Pam Boschee

Associate Editor

The HVAC industry consolidators are marching forward-and it looks like they are marching straight into increased revenues and healthy profit margins by serving the residential and light commercial marketplace. According to Ann Manix, partner, Ducker Research, “Three years ago there wasn`t a service consolidator market. By the year 2000 it will be a $7 billion a year business. Service consolidators are HVAC providers that average $400 million a year in revenues, have 30 to 40 locations around the country and are publicly traded on Wall Street.”

Observations of that type pique the interest of competitors-and of those planning to become competitors.

Electric utilities-or their unregulated affiliates-are, in many cases, the new competitors. Controversy regarding fair competition is riding piggyback with them into the market. Of particular concern to the Air Conditioning Contractors of America (ACCA) is the potential for cross-subsidization.

ACCA purports that utilities cross-subsidize their non-utility businesses by using truck fleets, advertising good will, customer lists, billing inserts, and suspect marketing arrangements to subsidize artificially their entrance into unrelated markets, like HVAC services. ACCA further contends that if ratepayers were aware of the full costs imposed by misuse of utility assets, they would consider these services no bargain. ACCA, therefore, advocates federal legislation to prohibit cross-subsidization.

The countering view is that allowing utility affiliates to offer advantages of economies of scale and scope to HVAC customers through resource sharing increases competition, and ultimately brings benefits to customers. The proponents of utility affiliate-HVAC hybrids point to regulatory controls already in place. State commissions, through their ratemaking authority over utilities` regulated services, protect ratepayers from unreasonable costs. Further oversight via federal legislation is unwarranted and burdensome.

Addressing these concerns, the National Association of Regulatory Utility Commissioners` white paper entitled, “Tools and Conditions Needed to Prevent Cost-Shifting and Cross-Subsidization between Regulated and Non-Regulated Affiliates,” presented the following guidelines:

– regulators need access to books and records of public utilities and all non-regulated affiliates;

– separation plan or operating agreement filed with and approved by the regulator-operations, resources and employees involved in the provision or marketing of non-regulated services, and the books of account associated with those services, are separate from those of the regulated activities;

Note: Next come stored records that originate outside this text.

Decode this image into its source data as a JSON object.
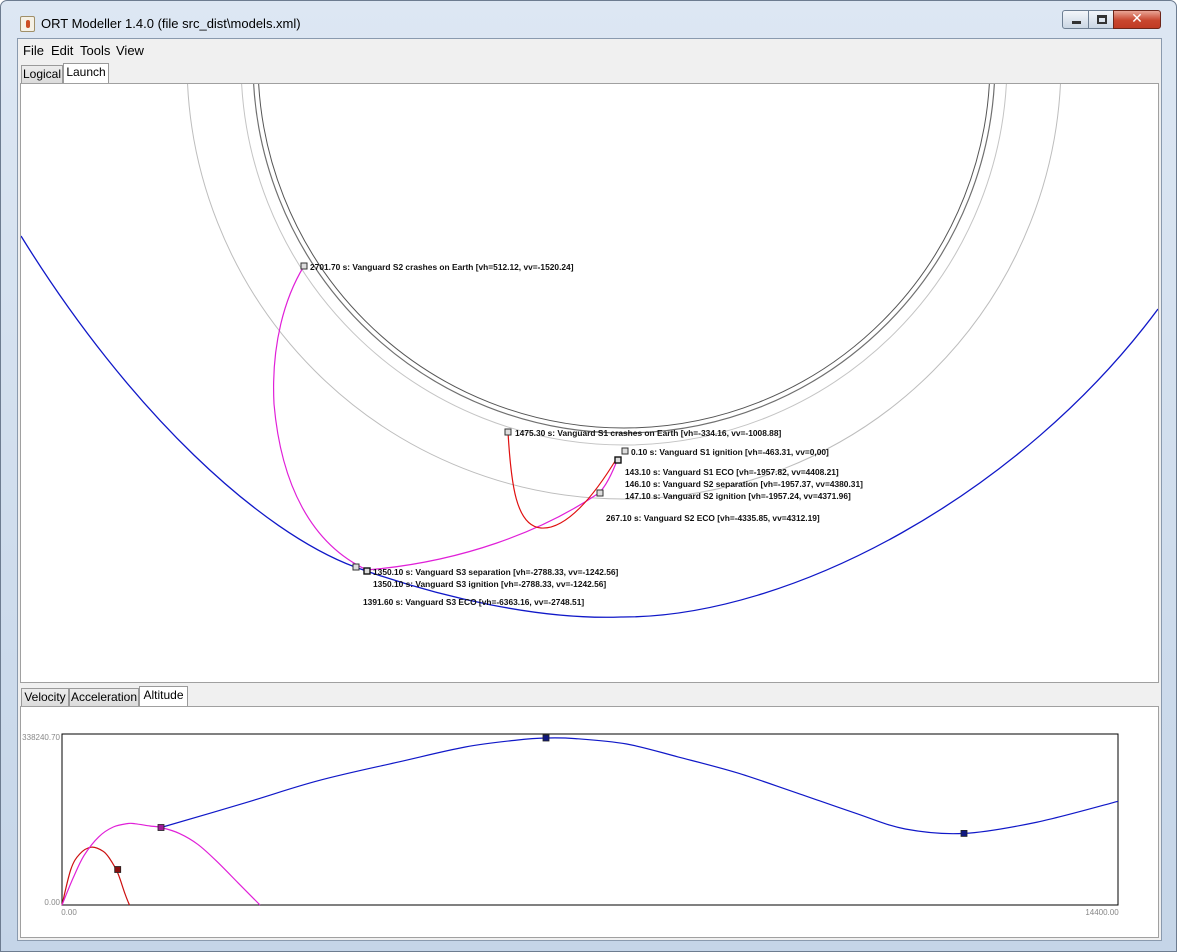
{
  "window": {
    "title": "ORT Modeller 1.4.0 (file src_dist\\models.xml)",
    "close_glyph": "✕"
  },
  "menu": [
    "File",
    "Edit",
    "Tools",
    "View"
  ],
  "main_tabs": [
    {
      "label": "Logical",
      "selected": false
    },
    {
      "label": "Launch",
      "selected": true
    }
  ],
  "events": [
    "2701.70 s: Vanguard S2 crashes on Earth [vh=512.12, vv=-1520.24]",
    "1475.30 s: Vanguard S1 crashes on Earth [vh=-334.16, vv=-1008.88]",
    "0.10 s: Vanguard S1 ignition [vh=-463.31, vv=0,00]",
    "143.10 s: Vanguard S1 ECO [vh=-1957.82, vv=4408.21]",
    "146.10 s: Vanguard S2 separation [vh=-1957.37, vv=4380.31]",
    "147.10 s: Vanguard S2 ignition [vh=-1957.24, vv=4371.96]",
    "267.10 s: Vanguard S2 ECO [vh=-4335.85, vv=4312.19]",
    "1350.10 s: Vanguard S3 separation [vh=-2788.33, vv=-1242.56]",
    "1350.10 s: Vanguard S3 ignition [vh=-2788.33, vv=-1242.56]",
    "1391.60 s: Vanguard S3 ECO [vh=-6363.16, vv=-2748.51]"
  ],
  "trajectory_colors": {
    "stage1": "#e01010",
    "stage2": "#e020d8",
    "stage3": "#1018c8",
    "earth": "#555555",
    "orbit_ref": "#bdbdbd"
  },
  "plot_tabs": [
    {
      "label": "Velocity",
      "selected": false
    },
    {
      "label": "Acceleration",
      "selected": false
    },
    {
      "label": "Altitude",
      "selected": true
    }
  ],
  "chart_data": {
    "type": "line",
    "title": "",
    "xlabel": "",
    "ylabel": "",
    "xlim": [
      0,
      14400
    ],
    "ylim": [
      0,
      338240.7
    ],
    "x_tick_labels": [
      "0.00",
      "14400.00"
    ],
    "y_tick_labels": [
      "0.00",
      "338240.70"
    ],
    "series": [
      {
        "color": "#cc1010",
        "x": [
          0,
          120,
          240,
          400,
          560,
          650,
          760,
          860,
          920
        ],
        "y": [
          0,
          72000,
          103000,
          117000,
          109000,
          94000,
          65000,
          22000,
          0
        ]
      },
      {
        "color": "#e020d8",
        "x": [
          0,
          150,
          300,
          500,
          700,
          900,
          1000,
          1200,
          1350,
          1600,
          1850,
          2100,
          2400,
          2700
        ],
        "y": [
          0,
          54000,
          100000,
          138000,
          158000,
          165000,
          164500,
          160000,
          157000,
          145000,
          123000,
          90000,
          45000,
          0
        ]
      },
      {
        "color": "#1018c8",
        "x": [
          1350,
          2500,
          3500,
          4600,
          5500,
          6200,
          6600,
          7000,
          7700,
          8400,
          9200,
          10000,
          10800,
          11500,
          12300,
          13300,
          14400
        ],
        "y": [
          157000,
          207000,
          252000,
          290000,
          320000,
          334000,
          338240,
          337000,
          326000,
          300000,
          268000,
          228000,
          187000,
          154000,
          145000,
          168000,
          210000
        ]
      }
    ],
    "markers": [
      {
        "color": "#8a1010",
        "x": 760,
        "y": 72000
      },
      {
        "color": "#a01898",
        "x": 1350,
        "y": 157000
      },
      {
        "color": "#101880",
        "x": 6600,
        "y": 338240
      },
      {
        "color": "#101880",
        "x": 12300,
        "y": 145000
      }
    ]
  }
}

– written guidelines for assigning costs for transactions between utilities and non-regulated affiliates, and for allocating costs common to both regulated and non-regulated functions;

– adequate audit authority; and

– codes of conduct needed to govern the sharing of information, databases and resources in the marketing or other provision of non-regulated services, and the provision of regulated services.

Illustrating another approach to dealing with disparate views, is Virginia Power`s agreement with the Virginia Coalition for Fair Competition.

After months of negotiations, Virginia Power in late 1997 agreed to support proposed standards of conduct that would apply to any unregulated subsidiary created by Virginia Power for activity within its service territory during the transition to competition concerning sale of fuel oil or propane, general contracting, consulting engineering or activities regarding HVAC equipment or appliances.

Virginia Power stated, “it is not the company`s intention within the company`s service territory to:

– buy or maintain an inventory of HVAC equipment or household appliances;

– install, service or warranty any such equipment or household appliances for customers;

– sell HVAC equipment or household appliances to customers metered and billed on residential rates;

– sell HVAC equipment to customers other than those metered and billed on residential rates except where such sale is an incidental part of providing other energy services or providing traditional Virginia Power activities.”

Cross-subsidization concerns will not be lain to rest any time soon. However, as utilities remain snagged by challenges in their attempts to offer this value-added service, HVAC consolidators keep doing what they do best-consolidate and build market share (see table).

Click here to enlarge image


Previous articlePOWERGRID_INTERNATIONAL Volume 4 Issue 4
Next articleELP Volume 77 Issue 6

No posts to display